(Items from an interface collection)
BEGIN
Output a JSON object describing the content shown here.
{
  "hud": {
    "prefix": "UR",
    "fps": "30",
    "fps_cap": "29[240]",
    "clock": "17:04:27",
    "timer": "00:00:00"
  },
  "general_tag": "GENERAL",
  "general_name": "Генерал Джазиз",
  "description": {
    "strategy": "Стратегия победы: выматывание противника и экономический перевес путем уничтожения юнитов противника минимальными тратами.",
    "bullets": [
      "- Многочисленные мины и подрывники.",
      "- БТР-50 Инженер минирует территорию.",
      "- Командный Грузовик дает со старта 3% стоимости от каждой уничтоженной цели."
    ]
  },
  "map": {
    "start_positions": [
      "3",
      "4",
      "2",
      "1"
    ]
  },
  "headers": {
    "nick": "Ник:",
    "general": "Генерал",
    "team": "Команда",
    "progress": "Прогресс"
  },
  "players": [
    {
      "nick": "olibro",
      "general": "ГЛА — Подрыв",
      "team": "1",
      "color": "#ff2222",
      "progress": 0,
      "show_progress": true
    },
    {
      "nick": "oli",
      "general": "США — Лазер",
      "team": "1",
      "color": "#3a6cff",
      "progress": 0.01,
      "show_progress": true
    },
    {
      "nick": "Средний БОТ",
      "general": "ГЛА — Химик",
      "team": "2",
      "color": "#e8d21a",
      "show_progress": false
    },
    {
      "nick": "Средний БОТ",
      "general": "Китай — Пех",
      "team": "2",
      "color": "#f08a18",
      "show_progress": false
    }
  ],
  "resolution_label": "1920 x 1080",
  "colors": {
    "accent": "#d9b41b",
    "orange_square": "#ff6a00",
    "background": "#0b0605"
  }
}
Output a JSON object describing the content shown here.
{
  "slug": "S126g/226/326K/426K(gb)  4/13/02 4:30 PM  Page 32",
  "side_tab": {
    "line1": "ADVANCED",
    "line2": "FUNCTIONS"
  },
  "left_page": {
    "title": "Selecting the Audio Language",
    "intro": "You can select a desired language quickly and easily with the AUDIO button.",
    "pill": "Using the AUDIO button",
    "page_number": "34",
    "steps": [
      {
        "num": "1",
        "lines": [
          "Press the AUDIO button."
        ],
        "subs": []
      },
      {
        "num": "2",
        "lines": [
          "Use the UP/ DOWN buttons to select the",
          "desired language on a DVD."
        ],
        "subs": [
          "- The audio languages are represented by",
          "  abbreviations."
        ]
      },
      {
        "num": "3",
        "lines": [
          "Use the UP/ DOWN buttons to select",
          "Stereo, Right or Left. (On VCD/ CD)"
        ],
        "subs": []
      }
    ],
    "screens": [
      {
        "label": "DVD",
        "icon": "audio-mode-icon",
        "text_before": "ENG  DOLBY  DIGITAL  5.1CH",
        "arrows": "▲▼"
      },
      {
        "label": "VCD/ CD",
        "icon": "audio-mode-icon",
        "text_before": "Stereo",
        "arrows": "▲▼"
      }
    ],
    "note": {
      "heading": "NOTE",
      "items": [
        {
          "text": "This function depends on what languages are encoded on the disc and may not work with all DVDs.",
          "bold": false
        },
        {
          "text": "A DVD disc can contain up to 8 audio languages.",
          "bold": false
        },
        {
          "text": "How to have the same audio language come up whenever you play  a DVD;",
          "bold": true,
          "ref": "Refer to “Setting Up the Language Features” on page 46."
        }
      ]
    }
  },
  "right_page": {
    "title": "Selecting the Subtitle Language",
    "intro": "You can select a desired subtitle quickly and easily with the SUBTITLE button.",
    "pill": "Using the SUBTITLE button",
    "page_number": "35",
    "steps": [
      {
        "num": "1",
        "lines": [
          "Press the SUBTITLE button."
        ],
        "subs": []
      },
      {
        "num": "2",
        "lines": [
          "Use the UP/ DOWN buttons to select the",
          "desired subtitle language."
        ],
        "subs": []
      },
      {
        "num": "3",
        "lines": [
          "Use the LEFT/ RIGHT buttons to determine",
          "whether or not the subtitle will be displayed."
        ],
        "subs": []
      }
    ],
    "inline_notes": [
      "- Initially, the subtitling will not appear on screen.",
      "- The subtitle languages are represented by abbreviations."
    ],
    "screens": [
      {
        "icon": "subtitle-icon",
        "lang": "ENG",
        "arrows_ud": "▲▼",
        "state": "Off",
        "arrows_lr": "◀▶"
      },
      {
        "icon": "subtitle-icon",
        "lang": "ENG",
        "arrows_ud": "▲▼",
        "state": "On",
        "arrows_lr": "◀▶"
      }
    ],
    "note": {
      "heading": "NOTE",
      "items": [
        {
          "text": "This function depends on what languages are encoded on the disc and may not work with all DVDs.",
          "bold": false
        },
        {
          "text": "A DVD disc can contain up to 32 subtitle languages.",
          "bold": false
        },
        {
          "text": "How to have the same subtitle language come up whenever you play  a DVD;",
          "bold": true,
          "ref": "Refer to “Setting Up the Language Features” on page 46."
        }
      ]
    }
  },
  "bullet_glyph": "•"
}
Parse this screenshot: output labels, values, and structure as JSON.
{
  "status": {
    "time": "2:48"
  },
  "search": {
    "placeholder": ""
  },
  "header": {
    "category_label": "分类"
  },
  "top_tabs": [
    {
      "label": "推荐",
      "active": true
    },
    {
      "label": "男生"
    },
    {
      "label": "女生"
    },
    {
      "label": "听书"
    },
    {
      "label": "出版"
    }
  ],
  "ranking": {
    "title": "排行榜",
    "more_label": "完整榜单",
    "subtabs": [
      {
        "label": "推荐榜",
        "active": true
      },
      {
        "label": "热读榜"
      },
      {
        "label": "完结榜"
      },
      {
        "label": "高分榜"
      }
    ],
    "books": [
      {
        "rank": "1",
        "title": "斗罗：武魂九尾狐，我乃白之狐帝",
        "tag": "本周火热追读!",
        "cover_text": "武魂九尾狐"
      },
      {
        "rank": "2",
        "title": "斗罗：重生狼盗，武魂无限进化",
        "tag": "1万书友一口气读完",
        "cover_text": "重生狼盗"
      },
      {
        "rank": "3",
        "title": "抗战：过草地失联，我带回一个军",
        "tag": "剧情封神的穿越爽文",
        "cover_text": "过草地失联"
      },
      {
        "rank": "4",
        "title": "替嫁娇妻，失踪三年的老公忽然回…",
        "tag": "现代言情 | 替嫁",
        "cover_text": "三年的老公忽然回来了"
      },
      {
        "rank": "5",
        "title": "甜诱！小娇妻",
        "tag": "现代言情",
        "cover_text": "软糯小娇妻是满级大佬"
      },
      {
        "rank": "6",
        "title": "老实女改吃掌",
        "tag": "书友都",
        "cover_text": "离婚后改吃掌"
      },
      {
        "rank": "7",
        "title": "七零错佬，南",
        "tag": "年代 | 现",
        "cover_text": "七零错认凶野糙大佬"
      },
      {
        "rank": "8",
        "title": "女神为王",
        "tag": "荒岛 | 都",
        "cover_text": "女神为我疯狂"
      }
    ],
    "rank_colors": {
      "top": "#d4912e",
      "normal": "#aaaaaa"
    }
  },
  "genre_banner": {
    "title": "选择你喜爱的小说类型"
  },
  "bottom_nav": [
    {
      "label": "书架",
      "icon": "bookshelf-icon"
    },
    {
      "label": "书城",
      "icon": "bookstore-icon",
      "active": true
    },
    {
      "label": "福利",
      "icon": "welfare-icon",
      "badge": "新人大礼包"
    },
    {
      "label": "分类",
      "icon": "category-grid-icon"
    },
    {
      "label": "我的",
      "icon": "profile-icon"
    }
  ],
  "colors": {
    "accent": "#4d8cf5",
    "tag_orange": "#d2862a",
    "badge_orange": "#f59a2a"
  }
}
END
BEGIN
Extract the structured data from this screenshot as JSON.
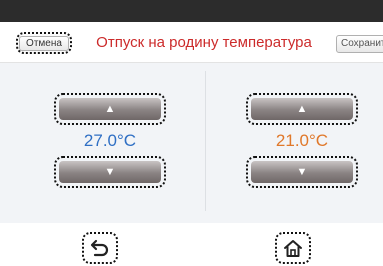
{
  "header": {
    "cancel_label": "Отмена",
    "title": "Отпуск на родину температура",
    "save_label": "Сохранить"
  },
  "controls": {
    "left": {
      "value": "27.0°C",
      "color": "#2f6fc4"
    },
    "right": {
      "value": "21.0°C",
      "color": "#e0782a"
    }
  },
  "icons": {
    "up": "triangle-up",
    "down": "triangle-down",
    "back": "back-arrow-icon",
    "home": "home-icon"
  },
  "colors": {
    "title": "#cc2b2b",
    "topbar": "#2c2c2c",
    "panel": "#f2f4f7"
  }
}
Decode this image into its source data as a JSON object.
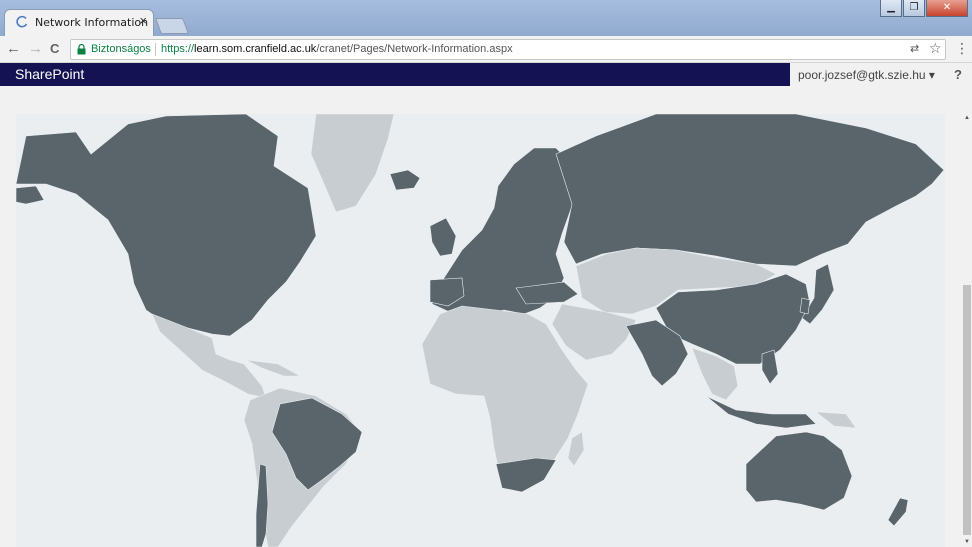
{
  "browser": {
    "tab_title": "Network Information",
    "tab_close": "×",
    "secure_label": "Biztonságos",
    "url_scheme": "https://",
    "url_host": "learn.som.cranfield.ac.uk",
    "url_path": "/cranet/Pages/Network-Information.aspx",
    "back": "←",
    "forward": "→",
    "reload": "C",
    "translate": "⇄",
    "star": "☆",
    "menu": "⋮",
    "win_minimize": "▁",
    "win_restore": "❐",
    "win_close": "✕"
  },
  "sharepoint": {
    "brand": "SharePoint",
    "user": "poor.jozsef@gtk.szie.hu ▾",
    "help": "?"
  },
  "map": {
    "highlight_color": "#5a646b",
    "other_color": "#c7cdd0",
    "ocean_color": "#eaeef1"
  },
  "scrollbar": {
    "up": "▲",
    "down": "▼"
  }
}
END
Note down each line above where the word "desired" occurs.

    "intro": "You can select a desired language quickly and easily with the AUDIO button.",
          "desired language on a DVD."
    "intro": "You can select a desired subtitle quickly and easily with the SUBTITLE button.",
          "desired subtitle language."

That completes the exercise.